_TASK OBJECTIVE_.
Every single entry should be printed exactly.

============================================================

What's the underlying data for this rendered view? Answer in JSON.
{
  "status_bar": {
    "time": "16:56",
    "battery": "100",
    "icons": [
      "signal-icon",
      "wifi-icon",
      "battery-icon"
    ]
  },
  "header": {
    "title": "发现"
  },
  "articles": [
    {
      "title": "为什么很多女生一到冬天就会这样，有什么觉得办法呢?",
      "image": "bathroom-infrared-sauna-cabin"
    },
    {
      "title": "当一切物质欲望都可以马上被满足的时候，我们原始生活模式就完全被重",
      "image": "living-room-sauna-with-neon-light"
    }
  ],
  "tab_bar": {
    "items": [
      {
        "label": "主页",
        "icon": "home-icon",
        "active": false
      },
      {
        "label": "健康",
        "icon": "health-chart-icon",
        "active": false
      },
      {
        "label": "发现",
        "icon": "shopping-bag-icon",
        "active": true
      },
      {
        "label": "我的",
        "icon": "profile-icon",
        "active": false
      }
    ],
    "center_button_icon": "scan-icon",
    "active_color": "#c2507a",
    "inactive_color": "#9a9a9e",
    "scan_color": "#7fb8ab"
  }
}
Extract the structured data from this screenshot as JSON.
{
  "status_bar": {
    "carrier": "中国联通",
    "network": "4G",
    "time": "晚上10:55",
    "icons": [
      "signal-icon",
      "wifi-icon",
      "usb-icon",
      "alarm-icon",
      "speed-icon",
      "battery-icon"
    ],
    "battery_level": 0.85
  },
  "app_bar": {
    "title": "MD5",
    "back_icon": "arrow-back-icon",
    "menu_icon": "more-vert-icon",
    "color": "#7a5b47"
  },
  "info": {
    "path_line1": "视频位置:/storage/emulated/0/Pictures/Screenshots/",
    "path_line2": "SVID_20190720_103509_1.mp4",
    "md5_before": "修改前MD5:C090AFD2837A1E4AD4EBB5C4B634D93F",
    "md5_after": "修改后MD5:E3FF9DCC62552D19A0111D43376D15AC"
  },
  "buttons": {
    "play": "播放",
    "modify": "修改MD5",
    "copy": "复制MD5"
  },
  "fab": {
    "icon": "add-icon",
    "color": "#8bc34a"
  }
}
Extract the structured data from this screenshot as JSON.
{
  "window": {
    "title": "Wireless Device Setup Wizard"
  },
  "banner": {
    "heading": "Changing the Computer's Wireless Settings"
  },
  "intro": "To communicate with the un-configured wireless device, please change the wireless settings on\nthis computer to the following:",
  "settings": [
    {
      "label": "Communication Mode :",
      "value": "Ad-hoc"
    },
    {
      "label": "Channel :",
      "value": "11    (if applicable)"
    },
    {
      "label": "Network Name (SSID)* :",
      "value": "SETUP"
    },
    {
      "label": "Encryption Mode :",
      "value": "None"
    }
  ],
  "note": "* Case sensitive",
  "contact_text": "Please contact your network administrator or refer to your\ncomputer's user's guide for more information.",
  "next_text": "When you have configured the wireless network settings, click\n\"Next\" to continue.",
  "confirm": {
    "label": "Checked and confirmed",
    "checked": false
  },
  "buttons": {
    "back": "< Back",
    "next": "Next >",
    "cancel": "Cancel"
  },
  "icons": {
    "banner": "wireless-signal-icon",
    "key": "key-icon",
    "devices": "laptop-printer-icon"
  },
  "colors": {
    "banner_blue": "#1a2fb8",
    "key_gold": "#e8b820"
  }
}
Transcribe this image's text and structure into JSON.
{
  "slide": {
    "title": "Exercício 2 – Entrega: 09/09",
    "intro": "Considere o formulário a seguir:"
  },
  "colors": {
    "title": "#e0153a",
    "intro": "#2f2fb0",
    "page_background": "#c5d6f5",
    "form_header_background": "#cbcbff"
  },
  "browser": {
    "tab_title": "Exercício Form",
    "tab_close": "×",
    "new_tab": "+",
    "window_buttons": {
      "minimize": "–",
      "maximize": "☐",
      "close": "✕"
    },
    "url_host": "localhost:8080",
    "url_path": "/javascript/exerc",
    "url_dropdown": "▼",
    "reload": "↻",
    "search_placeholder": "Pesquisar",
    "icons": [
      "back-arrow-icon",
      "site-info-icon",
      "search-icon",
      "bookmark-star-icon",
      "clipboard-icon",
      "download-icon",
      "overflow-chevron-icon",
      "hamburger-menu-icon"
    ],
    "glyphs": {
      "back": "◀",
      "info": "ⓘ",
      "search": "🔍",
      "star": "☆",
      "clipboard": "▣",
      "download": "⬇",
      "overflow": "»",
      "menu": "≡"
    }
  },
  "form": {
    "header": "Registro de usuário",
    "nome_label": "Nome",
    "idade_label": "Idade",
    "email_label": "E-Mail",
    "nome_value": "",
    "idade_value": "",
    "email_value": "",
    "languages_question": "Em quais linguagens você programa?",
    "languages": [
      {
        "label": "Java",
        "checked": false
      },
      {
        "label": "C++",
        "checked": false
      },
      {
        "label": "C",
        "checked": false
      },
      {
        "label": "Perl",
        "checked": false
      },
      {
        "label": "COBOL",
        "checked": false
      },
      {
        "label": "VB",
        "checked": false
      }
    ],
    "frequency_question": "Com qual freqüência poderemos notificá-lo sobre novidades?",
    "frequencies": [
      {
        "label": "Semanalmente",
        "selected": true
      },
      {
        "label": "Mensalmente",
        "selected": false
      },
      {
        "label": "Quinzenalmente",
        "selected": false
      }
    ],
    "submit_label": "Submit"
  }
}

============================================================

_RESPONSE BOX_.
What's the underlying data for this rendered view? Answer in JSON.
{
  "status_bar": {
    "time": "16:56",
    "battery": "100",
    "icons": [
      "signal-icon",
      "wifi-icon",
      "battery-icon"
    ]
  },
  "header": {
    "title": "发现"
  },
  "articles": [
    {
      "title": "为什么很多女生一到冬天就会这样，有什么觉得办法呢?",
      "image": "bathroom-infrared-sauna-cabin"
    },
    {
      "title": "当一切物质欲望都可以马上被满足的时候，我们原始生活模式就完全被重",
      "image": "living-room-sauna-with-neon-light"
    }
  ],
  "tab_bar": {
    "items": [
      {
        "label": "主页",
        "icon": "home-icon",
        "active": false
      },
      {
        "label": "健康",
        "icon": "health-chart-icon",
        "active": false
      },
      {
        "label": "发现",
        "icon": "shopping-bag-icon",
        "active": true
      },
      {
        "label": "我的",
        "icon": "profile-icon",
        "active": false
      }
    ],
    "center_button_icon": "scan-icon",
    "active_color": "#c2507a",
    "inactive_color": "#9a9a9e",
    "scan_color": "#7fb8ab"
  }
}
Extract the structured data from this screenshot as JSON.
{
  "status_bar": {
    "carrier": "中国联通",
    "network": "4G",
    "time": "晚上10:55",
    "icons": [
      "signal-icon",
      "wifi-icon",
      "usb-icon",
      "alarm-icon",
      "speed-icon",
      "battery-icon"
    ],
    "battery_level": 0.85
  },
  "app_bar": {
    "title": "MD5",
    "back_icon": "arrow-back-icon",
    "menu_icon": "more-vert-icon",
    "color": "#7a5b47"
  },
  "info": {
    "path_line1": "视频位置:/storage/emulated/0/Pictures/Screenshots/",
    "path_line2": "SVID_20190720_103509_1.mp4",
    "md5_before": "修改前MD5:C090AFD2837A1E4AD4EBB5C4B634D93F",
    "md5_after": "修改后MD5:E3FF9DCC62552D19A0111D43376D15AC"
  },
  "buttons": {
    "play": "播放",
    "modify": "修改MD5",
    "copy": "复制MD5"
  },
  "fab": {
    "icon": "add-icon",
    "color": "#8bc34a"
  }
}
Extract the structured data from this screenshot as JSON.
{
  "window": {
    "title": "Wireless Device Setup Wizard"
  },
  "banner": {
    "heading": "Changing the Computer's Wireless Settings"
  },
  "intro": "To communicate with the un-configured wireless device, please change the wireless settings on\nthis computer to the following:",
  "settings": [
    {
      "label": "Communication Mode :",
      "value": "Ad-hoc"
    },
    {
      "label": "Channel :",
      "value": "11    (if applicable)"
    },
    {
      "label": "Network Name (SSID)* :",
      "value": "SETUP"
    },
    {
      "label": "Encryption Mode :",
      "value": "None"
    }
  ],
  "note": "* Case sensitive",
  "contact_text": "Please contact your network administrator or refer to your\ncomputer's user's guide for more information.",
  "next_text": "When you have configured the wireless network settings, click\n\"Next\" to continue.",
  "confirm": {
    "label": "Checked and confirmed",
    "checked": false
  },
  "buttons": {
    "back": "< Back",
    "next": "Next >",
    "cancel": "Cancel"
  },
  "icons": {
    "banner": "wireless-signal-icon",
    "key": "key-icon",
    "devices": "laptop-printer-icon"
  },
  "colors": {
    "banner_blue": "#1a2fb8",
    "key_gold": "#e8b820"
  }
}
Transcribe this image's text and structure into JSON.
{
  "slide": {
    "title": "Exercício 2 – Entrega: 09/09",
    "intro": "Considere o formulário a seguir:"
  },
  "colors": {
    "title": "#e0153a",
    "intro": "#2f2fb0",
    "page_background": "#c5d6f5",
    "form_header_background": "#cbcbff"
  },
  "browser": {
    "tab_title": "Exercício Form",
    "tab_close": "×",
    "new_tab": "+",
    "window_buttons": {
      "minimize": "–",
      "maximize": "☐",
      "close": "✕"
    },
    "url_host": "localhost:8080",
    "url_path": "/javascript/exerc",
    "url_dropdown": "▼",
    "reload": "↻",
    "search_placeholder": "Pesquisar",
    "icons": [
      "back-arrow-icon",
      "site-info-icon",
      "search-icon",
      "bookmark-star-icon",
      "clipboard-icon",
      "download-icon",
      "overflow-chevron-icon",
      "hamburger-menu-icon"
    ],
    "glyphs": {
      "back": "◀",
      "info": "ⓘ",
      "search": "🔍",
      "star": "☆",
      "clipboard": "▣",
      "download": "⬇",
      "overflow": "»",
      "menu": "≡"
    }
  },
  "form": {
    "header": "Registro de usuário",
    "nome_label": "Nome",
    "idade_label": "Idade",
    "email_label": "E-Mail",
    "nome_value": "",
    "idade_value": "",
    "email_value": "",
    "languages_question": "Em quais linguagens você programa?",
    "languages": [
      {
        "label": "Java",
        "checked": false
      },
      {
        "label": "C++",
        "checked": false
      },
      {
        "label": "C",
        "checked": false
      },
      {
        "label": "Perl",
        "checked": false
      },
      {
        "label": "COBOL",
        "checked": false
      },
      {
        "label": "VB",
        "checked": false
      }
    ],
    "frequency_question": "Com qual freqüência poderemos notificá-lo sobre novidades?",
    "frequencies": [
      {
        "label": "Semanalmente",
        "selected": true
      },
      {
        "label": "Mensalmente",
        "selected": false
      },
      {
        "label": "Quinzenalmente",
        "selected": false
      }
    ],
    "submit_label": "Submit"
  }
}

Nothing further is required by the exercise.